Our economy is booming. Job growth in 2018 averaged 220,000 new jobs each month. 419,000 workers have come back to work. The labor force participation rate is up to 63.1 percent. Wages are up an impressive 3.2 percent. Unemployment for blacks, Hispanics, and women is at historic lows.
Manufacturing added 32,000 new jobs in December and the elite said, “no hope for manufacturing.” Finally, high school graduates without college are being recruited by corporations to come to work. It is about time. Big companies complaining about not having enough qualified workers have come to understand – if you need help recruit and train. I love it. A lot of people that were having a hard time are now in demand.
We should be delighted that our economy is firing on all cylinders. So – what is there for us to worry about? The answer is our national debt.

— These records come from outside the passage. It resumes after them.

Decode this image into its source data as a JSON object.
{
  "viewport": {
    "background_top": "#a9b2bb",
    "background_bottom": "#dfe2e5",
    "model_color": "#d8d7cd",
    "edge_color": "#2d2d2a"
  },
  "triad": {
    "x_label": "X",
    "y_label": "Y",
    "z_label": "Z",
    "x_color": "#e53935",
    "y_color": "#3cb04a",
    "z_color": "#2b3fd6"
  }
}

Our debt as a percent of Gross Domestic Product (GDP) is 77.7 percent. Japan is at 155 percent and Italy 118 percent. China’s could be higher than ours. The reckless fiscal policies of Greece all but bankrupted that country. The European Union bailed them out.
Our national debt is 22 trillion dollars and will be rising by at least another trillion each year as we look ahead. Here is what Robert Samuelson, a respected economist that writes for the Washington Post had to say: “It is conventional wisdom in Washington that Republican addiction to tax cuts are mainly responsible for the huge budget deficit. That is, at best, a half-truth. Democrats are equally responsible because they refuse to come to grips with the massive spending on retirement and health care.”
In December 2012 six years ago on my radio program I quoted Samuelson. Here is what his Washington Post column said then: “It’s the welfare state, stupid.” He is right. We can’t afford to keep shoveling money out the door that we don’t have. There are steps that can be taken to control spending and raise more tax money. Won’t be easy. Politicians won’t get elected if they take anything away.
Today all the talk in this town is Green, New Deal, Socialism. That guarantees more debt.
John Block was Secretary of the U.S. Department of Agriculture from 1981-1985, where he played a key role in the development of the 1985 Farm Bill. If you would like to review his radio shows going back more than 20 years, just go on-line to www.johnblockreports.com.